--- Work required ---
Read the listing and extract each line that includes the word "number".

--- Records to use ---
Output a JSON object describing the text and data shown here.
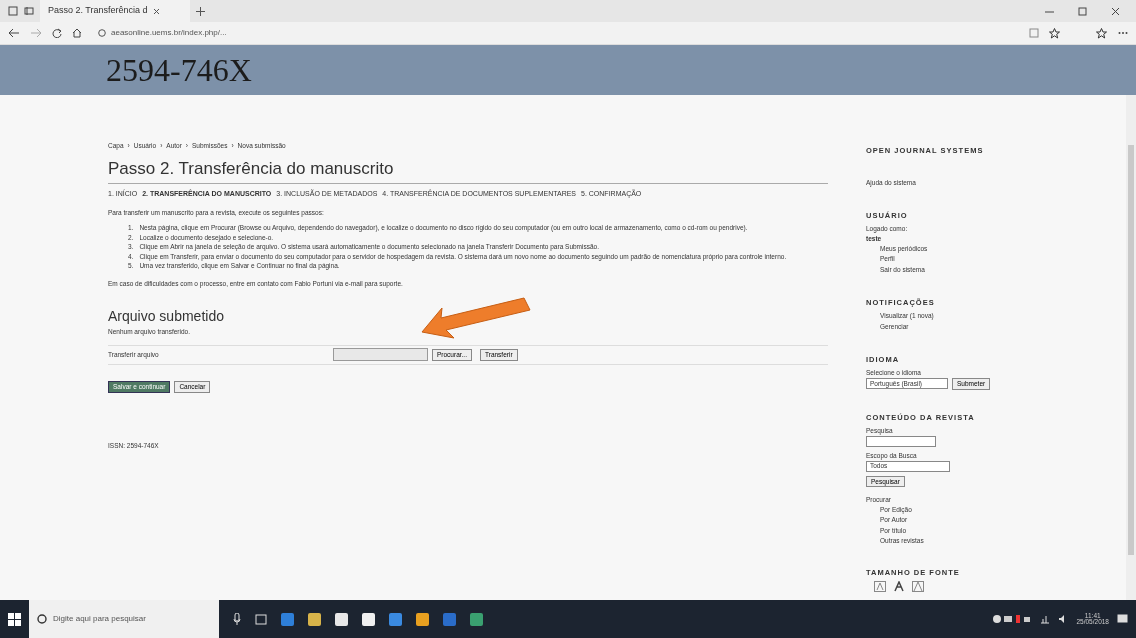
{
  "browser": {
    "tab_title": "Passo 2. Transferência d",
    "url": "aeasonline.uems.br/index.php/..."
  },
  "header": {
    "title": "2594-746X"
  },
  "breadcrumb": {
    "separator": "›",
    "items": [
      "Capa",
      "Usuário",
      "Autor",
      "Submissões",
      "Nova submissão"
    ]
  },
  "page_title": "Passo 2. Transferência do manuscrito",
  "steps": [
    {
      "label": "1. INÍCIO",
      "selected": false
    },
    {
      "label": "2. TRANSFERÊNCIA DO MANUSCRITO",
      "selected": true
    },
    {
      "label": "3. INCLUSÃO DE METADADOS",
      "selected": false
    },
    {
      "label": "4. TRANSFERÊNCIA DE DOCUMENTOS SUPLEMENTARES",
      "selected": false
    },
    {
      "label": "5. CONFIRMAÇÃO",
      "selected": false
    }
  ],
  "intro": "Para transferir um manuscrito para a revista, execute os seguintes passos:",
  "instructions": [
    {
      "number": "1.",
      "text": "Nesta página, clique em Procurar (Browse ou Arquivo, dependendo do navegador), e localize o documento no disco rígido do seu computador (ou em outro local de armazenamento, como o cd-rom ou pendrive)."
    },
    {
      "number": "2.",
      "text": "Localize o documento desejado e selecione-o."
    },
    {
      "number": "3.",
      "text": "Clique em Abrir na janela de seleção de arquivo. O sistema usará automaticamente o documento selecionado na janela Transferir Documento para Submissão."
    },
    {
      "number": "4.",
      "text": "Clique em Transferir, para enviar o documento do seu computador para o servidor de hospedagem da revista. O sistema dará um novo nome ao documento seguindo um padrão de nomenclatura próprio para controle interno."
    },
    {
      "number": "5.",
      "text": "Uma vez transferido, clique em Salvar e Continuar no final da página."
    }
  ],
  "help_text": "Em caso de dificuldades com o processo, entre em contato com Fabio Portuni via e-mail para suporte.",
  "file_section": {
    "title": "Arquivo submetido",
    "status": "Nenhum arquivo transferido.",
    "label": "Transferir arquivo",
    "browse_button": "Procurar...",
    "upload_button": "Transferir"
  },
  "buttons": [
    {
      "label": "Salvar e continuar",
      "kind": "primary"
    },
    {
      "label": "Cancelar",
      "kind": "secondary"
    }
  ],
  "footer": "ISSN: 2594-746X",
  "sidebar": {
    "brand": "OPEN JOURNAL SYSTEMS",
    "help_link": "Ajuda do sistema",
    "user": {
      "title": "USUÁRIO",
      "logged_in_as": "Logado como:",
      "username": "teste",
      "links": [
        "Meus periódicos",
        "Perfil",
        "Sair do sistema"
      ]
    },
    "notifications": {
      "title": "NOTIFICAÇÕES",
      "links": [
        "Visualizar (1 nova)",
        "Gerenciar"
      ]
    },
    "language": {
      "title": "IDIOMA",
      "label": "Selecione o idioma",
      "value": "Português (Brasil)",
      "button": "Submeter"
    },
    "content": {
      "title": "CONTEÚDO DA REVISTA",
      "search_label": "Pesquisa",
      "scope_label": "Escopo da Busca",
      "scope_value": "Todos",
      "search_button": "Pesquisar",
      "browse_label": "Procurar",
      "browse_links": [
        "Por Edição",
        "Por Autor",
        "Por título",
        "Outras revistas"
      ]
    },
    "font_size": {
      "title": "TAMANHO DE FONTE"
    }
  },
  "taskbar": {
    "search_placeholder": "Digite aqui para pesquisar",
    "time": "11:41",
    "date": "25/05/2018"
  }
}
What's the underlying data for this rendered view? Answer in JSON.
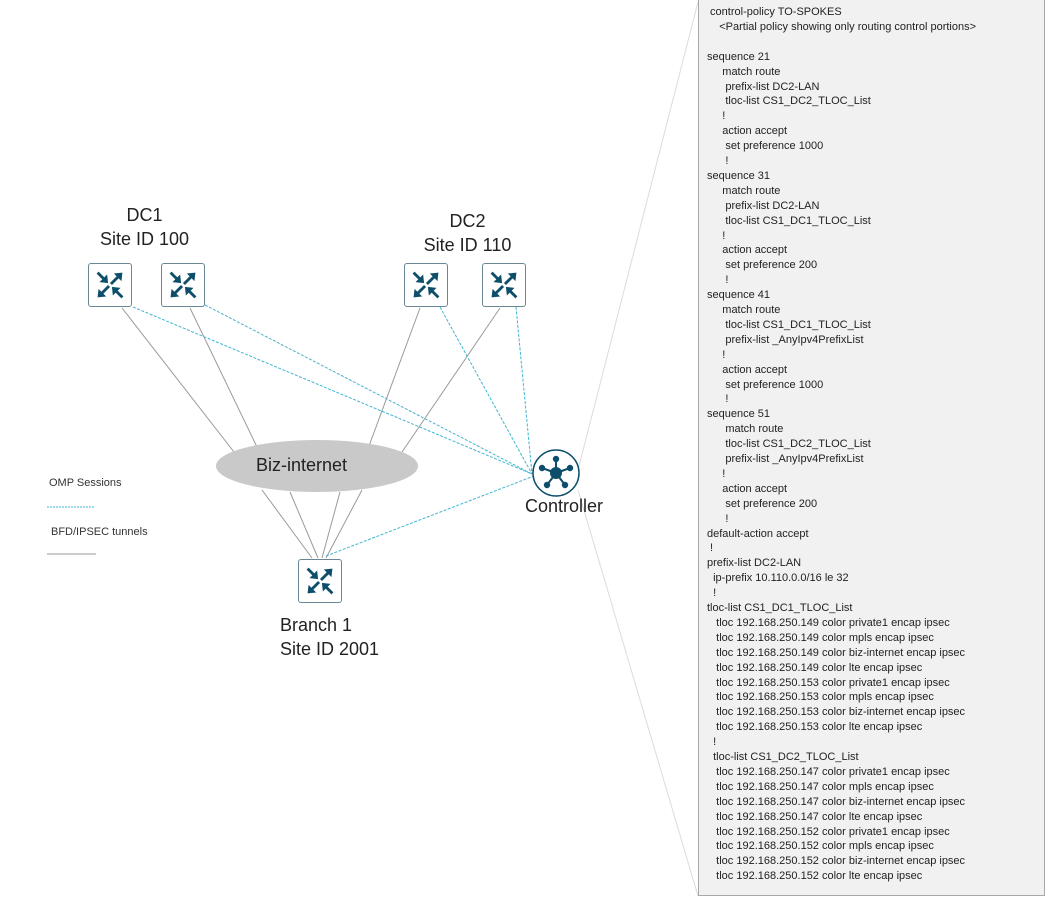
{
  "sites": {
    "dc1": {
      "name": "DC1",
      "site_id": "Site ID 100"
    },
    "dc2": {
      "name": "DC2",
      "site_id": "Site ID 110"
    },
    "branch1": {
      "name": "Branch 1",
      "site_id": "Site ID 2001"
    }
  },
  "cloud": {
    "label": "Biz-internet"
  },
  "controller": {
    "label": "Controller"
  },
  "legend": {
    "omp": "OMP Sessions",
    "bfd": "BFD/IPSEC tunnels"
  },
  "colors": {
    "router_icon": "#0d4f6b",
    "omp_line": "#3fb6d1",
    "tunnel_line": "#9a9a9a",
    "cloud_fill": "#c9c9c9",
    "panel_bg": "#f1f1f1"
  },
  "policy": {
    "lines": [
      " control-policy TO-SPOKES",
      "    <Partial policy showing only routing control portions>",
      "",
      "sequence 21",
      "     match route",
      "      prefix-list DC2-LAN",
      "      tloc-list CS1_DC2_TLOC_List",
      "     !",
      "     action accept",
      "      set preference 1000",
      "      !",
      "sequence 31",
      "     match route",
      "      prefix-list DC2-LAN",
      "      tloc-list CS1_DC1_TLOC_List",
      "     !",
      "     action accept",
      "      set preference 200",
      "      !",
      "sequence 41",
      "     match route",
      "      tloc-list CS1_DC1_TLOC_List",
      "      prefix-list _AnyIpv4PrefixList",
      "     !",
      "     action accept",
      "      set preference 1000",
      "      !",
      "sequence 51",
      "      match route",
      "      tloc-list CS1_DC2_TLOC_List",
      "      prefix-list _AnyIpv4PrefixList",
      "     !",
      "     action accept",
      "      set preference 200",
      "      !",
      "default-action accept",
      " !",
      "prefix-list DC2-LAN",
      "  ip-prefix 10.110.0.0/16 le 32",
      "  !",
      "tloc-list CS1_DC1_TLOC_List",
      "   tloc 192.168.250.149 color private1 encap ipsec",
      "   tloc 192.168.250.149 color mpls encap ipsec",
      "   tloc 192.168.250.149 color biz-internet encap ipsec",
      "   tloc 192.168.250.149 color lte encap ipsec",
      "   tloc 192.168.250.153 color private1 encap ipsec",
      "   tloc 192.168.250.153 color mpls encap ipsec",
      "   tloc 192.168.250.153 color biz-internet encap ipsec",
      "   tloc 192.168.250.153 color lte encap ipsec",
      "  !",
      "  tloc-list CS1_DC2_TLOC_List",
      "   tloc 192.168.250.147 color private1 encap ipsec",
      "   tloc 192.168.250.147 color mpls encap ipsec",
      "   tloc 192.168.250.147 color biz-internet encap ipsec",
      "   tloc 192.168.250.147 color lte encap ipsec",
      "   tloc 192.168.250.152 color private1 encap ipsec",
      "   tloc 192.168.250.152 color mpls encap ipsec",
      "   tloc 192.168.250.152 color biz-internet encap ipsec",
      "   tloc 192.168.250.152 color lte encap ipsec"
    ]
  }
}
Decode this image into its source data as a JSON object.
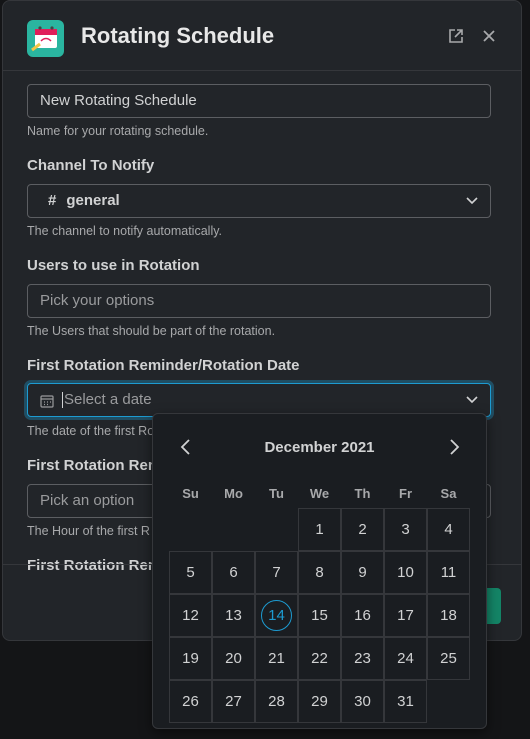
{
  "modal": {
    "title": "Rotating Schedule",
    "icon": "calendar-app-icon",
    "accent": "#1d9bd1"
  },
  "fields": {
    "schedule_name": {
      "value": "New Rotating Schedule",
      "hint": "Name for your rotating schedule."
    },
    "channel": {
      "label": "Channel To Notify",
      "value": "general",
      "prefix": "#",
      "hint": "The channel to notify automatically."
    },
    "users": {
      "label": "Users to use in Rotation",
      "placeholder": "Pick your options",
      "hint": "The Users that should be part of the rotation."
    },
    "date": {
      "label": "First Rotation Reminder/Rotation Date",
      "placeholder": "Select a date",
      "hint": "The date of the first Ro"
    },
    "hour": {
      "label": "First Rotation Remi",
      "placeholder": "Pick an option",
      "hint": "The Hour of the first R"
    },
    "next": {
      "label": "First Rotation Remi"
    }
  },
  "calendar": {
    "month": "December 2021",
    "weekdays": [
      "Su",
      "Mo",
      "Tu",
      "We",
      "Th",
      "Fr",
      "Sa"
    ],
    "first_weekday": 3,
    "days_in_month": 31,
    "today": 14
  }
}
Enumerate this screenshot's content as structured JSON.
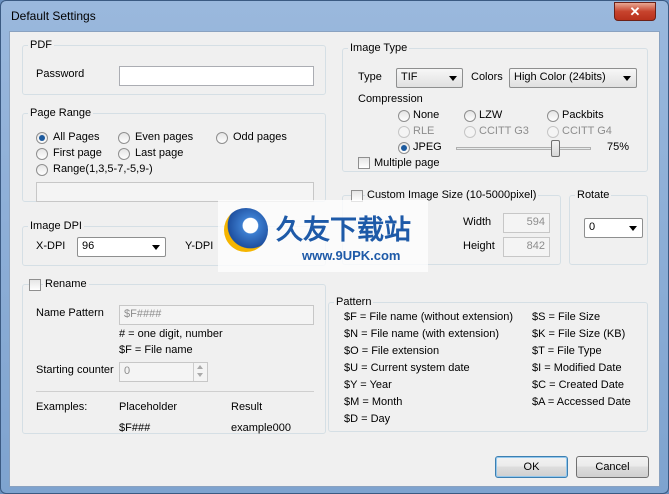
{
  "window": {
    "title": "Default Settings",
    "close_label": "✕"
  },
  "pdf": {
    "label": "PDF",
    "password_label": "Password",
    "password_value": ""
  },
  "page_range": {
    "label": "Page Range",
    "all_pages": "All Pages",
    "even_pages": "Even pages",
    "odd_pages": "Odd pages",
    "first_page": "First page",
    "last_page": "Last page",
    "range": "Range(1,3,5-7,-5,9-)",
    "range_value": ""
  },
  "image_dpi": {
    "label": "Image DPI",
    "xdpi_label": "X-DPI",
    "xdpi_value": "96",
    "ydpi_label": "Y-DPI"
  },
  "image_type": {
    "label": "Image Type",
    "type_label": "Type",
    "type_value": "TIF",
    "colors_label": "Colors",
    "colors_value": "High Color (24bits)",
    "compression_label": "Compression",
    "none": "None",
    "lzw": "LZW",
    "packbits": "Packbits",
    "rle": "RLE",
    "ccitt_g3": "CCITT G3",
    "ccitt_g4": "CCITT G4",
    "jpeg": "JPEG",
    "quality": "75%",
    "quality_level": 0.75,
    "multiple_page": "Multiple page"
  },
  "custom_size": {
    "label": "Custom Image Size (10-5000pixel)",
    "width_label": "Width",
    "width_value": "594",
    "height_label": "Height",
    "height_value": "842"
  },
  "rotate": {
    "label": "Rotate",
    "value": "0"
  },
  "rename": {
    "label": "Rename",
    "name_pattern_label": "Name Pattern",
    "name_pattern_value": "$F####",
    "hint1": "# = one digit, number",
    "hint2": "$F = File name",
    "starting_counter_label": "Starting counter",
    "starting_counter_value": "0",
    "examples_label": "Examples:",
    "placeholder_label": "Placeholder",
    "result_label": "Result",
    "example_placeholder": "$F###",
    "example_result": "example000"
  },
  "pattern": {
    "label": "Pattern",
    "left": [
      "$F = File name (without extension)",
      "$N = File name (with extension)",
      "$O = File extension",
      "$U = Current system date",
      "$Y = Year",
      "$M = Month",
      "$D = Day"
    ],
    "right": [
      "$S = File Size",
      "$K = File Size (KB)",
      "$T = File Type",
      "$I = Modified Date",
      "$C = Created Date",
      "$A = Accessed Date"
    ]
  },
  "buttons": {
    "ok": "OK",
    "cancel": "Cancel"
  },
  "watermark": {
    "text": "久友下载站",
    "url": "www.9UPK.com"
  }
}
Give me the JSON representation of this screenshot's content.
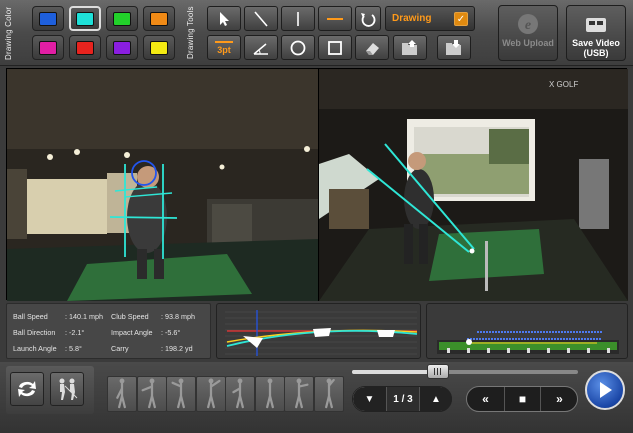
{
  "toolbar": {
    "drawing_color_label": "Drawing Color",
    "drawing_tools_label": "Drawing Tools",
    "colors": [
      {
        "name": "blue",
        "hex": "#1e5fdc"
      },
      {
        "name": "cyan",
        "hex": "#1ee0d8",
        "selected": true
      },
      {
        "name": "green",
        "hex": "#22d12a"
      },
      {
        "name": "orange",
        "hex": "#f08a16"
      },
      {
        "name": "magenta",
        "hex": "#e21ea4"
      },
      {
        "name": "red",
        "hex": "#e8231e"
      },
      {
        "name": "purple",
        "hex": "#8a1ee0"
      },
      {
        "name": "yellow",
        "hex": "#f4ea12"
      }
    ],
    "tools": [
      "select-arrow",
      "diagonal-line",
      "vertical-line",
      "horizontal-line",
      "undo",
      "stroke-width",
      "angle",
      "circle",
      "rectangle",
      "eraser",
      "load-drawing",
      "save-drawing"
    ],
    "stroke_width_label": "3pt",
    "drawing_toggle_label": "Drawing",
    "drawing_checked_mark": "✓",
    "web_upload_label": "Web Upload",
    "save_video_label": "Save Video (USB)"
  },
  "video": {
    "left_brand": "",
    "right_brand": "X GOLF"
  },
  "stats": {
    "ball_speed_label": "Ball Speed",
    "ball_speed_value": ": 140.1 mph",
    "ball_direction_label": "Ball Direction",
    "ball_direction_value": ": -2.1°",
    "launch_angle_label": "Launch Angle",
    "launch_angle_value": ": 5.8°",
    "club_speed_label": "Club Speed",
    "club_speed_value": ": 93.8 mph",
    "impact_angle_label": "Impact Angle",
    "impact_angle_value": ": -5.6°",
    "carry_label": "Carry",
    "carry_value": ": 198.2 yd"
  },
  "playback": {
    "frame_counter": "1 / 3",
    "prev_symbol": "▼",
    "next_symbol": "▲",
    "rewind_symbol": "«",
    "stop_symbol": "■",
    "ffwd_symbol": "»",
    "scrub_position": 0.38
  },
  "colors": {
    "accent_orange": "#ff9a1a",
    "overlay_cyan": "#2ee6d6",
    "overlay_blue": "#2255ee",
    "play_blue": "#1a46a6"
  }
}
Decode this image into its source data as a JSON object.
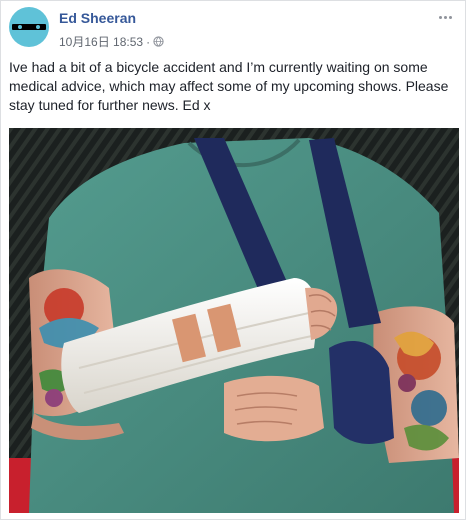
{
  "post": {
    "author": "Ed Sheeran",
    "timestamp": "10月16日 18:53",
    "separator": "·",
    "privacy_icon": "globe-icon",
    "more_icon": "more-options-icon",
    "text": "Ive had a bit of a bicycle accident and I’m currently waiting on some medical advice, which may affect some of my upcoming shows. Please stay tuned for further news. Ed x"
  },
  "colors": {
    "author_link": "#365899",
    "meta_text": "#616770",
    "body_text": "#1d2129",
    "avatar_bg": "#5fc2d8",
    "shirt": "#4a8f82",
    "sling": "#1f2a5c",
    "cast": "#f3f1ec",
    "red_bar": "#d0202e"
  }
}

--- Result of the task ---
      "number": "1.",
      "number": "2.",
      "number": "3.",
      "number": "4.",
      "number": "5.",
    "hint1": "# = one digit, number",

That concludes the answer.